___ Input
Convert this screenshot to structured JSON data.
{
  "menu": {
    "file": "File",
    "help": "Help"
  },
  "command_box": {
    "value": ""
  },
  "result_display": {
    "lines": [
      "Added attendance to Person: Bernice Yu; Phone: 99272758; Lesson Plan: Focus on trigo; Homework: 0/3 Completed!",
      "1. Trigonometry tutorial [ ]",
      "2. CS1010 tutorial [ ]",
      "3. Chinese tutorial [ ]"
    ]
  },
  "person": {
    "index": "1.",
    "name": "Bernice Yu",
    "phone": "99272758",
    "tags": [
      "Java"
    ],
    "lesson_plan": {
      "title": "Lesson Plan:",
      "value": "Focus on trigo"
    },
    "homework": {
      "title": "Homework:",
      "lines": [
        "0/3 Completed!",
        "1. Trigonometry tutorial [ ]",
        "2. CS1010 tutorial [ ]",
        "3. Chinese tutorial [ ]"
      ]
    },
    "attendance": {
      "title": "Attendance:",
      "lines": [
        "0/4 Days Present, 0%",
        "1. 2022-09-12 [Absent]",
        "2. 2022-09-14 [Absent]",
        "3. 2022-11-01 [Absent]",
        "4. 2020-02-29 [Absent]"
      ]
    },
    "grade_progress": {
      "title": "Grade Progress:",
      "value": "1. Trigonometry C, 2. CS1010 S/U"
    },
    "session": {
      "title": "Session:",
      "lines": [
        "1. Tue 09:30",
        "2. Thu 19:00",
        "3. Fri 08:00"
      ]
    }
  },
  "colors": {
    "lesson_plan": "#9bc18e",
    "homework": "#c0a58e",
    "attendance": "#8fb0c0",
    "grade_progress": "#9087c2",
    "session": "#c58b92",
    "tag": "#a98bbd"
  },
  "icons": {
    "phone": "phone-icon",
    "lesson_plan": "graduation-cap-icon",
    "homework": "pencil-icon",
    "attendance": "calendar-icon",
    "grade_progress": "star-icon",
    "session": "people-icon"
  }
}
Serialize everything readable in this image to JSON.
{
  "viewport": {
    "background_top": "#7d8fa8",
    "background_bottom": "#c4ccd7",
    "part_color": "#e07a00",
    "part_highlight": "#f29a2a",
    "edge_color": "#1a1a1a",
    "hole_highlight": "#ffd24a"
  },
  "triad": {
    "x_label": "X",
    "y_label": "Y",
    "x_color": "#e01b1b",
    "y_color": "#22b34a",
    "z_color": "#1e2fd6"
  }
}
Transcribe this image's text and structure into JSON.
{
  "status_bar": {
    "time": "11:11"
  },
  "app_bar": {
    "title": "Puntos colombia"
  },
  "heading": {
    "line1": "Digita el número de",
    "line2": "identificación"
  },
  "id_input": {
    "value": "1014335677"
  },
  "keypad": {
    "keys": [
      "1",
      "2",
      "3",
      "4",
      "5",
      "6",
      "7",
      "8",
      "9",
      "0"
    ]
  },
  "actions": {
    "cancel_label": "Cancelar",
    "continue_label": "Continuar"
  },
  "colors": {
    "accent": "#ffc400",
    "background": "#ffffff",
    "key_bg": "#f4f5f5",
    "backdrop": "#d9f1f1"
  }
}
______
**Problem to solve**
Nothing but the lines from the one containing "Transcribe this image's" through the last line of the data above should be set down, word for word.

**Written solution**
Transcribe this image's text and structure into JSON.
{
  "status_bar": {
    "time": "11:11"
  },
  "app_bar": {
    "title": "Puntos colombia"
  },
  "heading": {
    "line1": "Digita el número de",
    "line2": "identificación"
  },
  "id_input": {
    "value": "1014335677"
  },
  "keypad": {
    "keys": [
      "1",
      "2",
      "3",
      "4",
      "5",
      "6",
      "7",
      "8",
      "9",
      "0"
    ]
  },
  "actions": {
    "cancel_label": "Cancelar",
    "continue_label": "Continuar"
  },
  "colors": {
    "accent": "#ffc400",
    "background": "#ffffff",
    "key_bg": "#f4f5f5",
    "backdrop": "#d9f1f1"
  }
}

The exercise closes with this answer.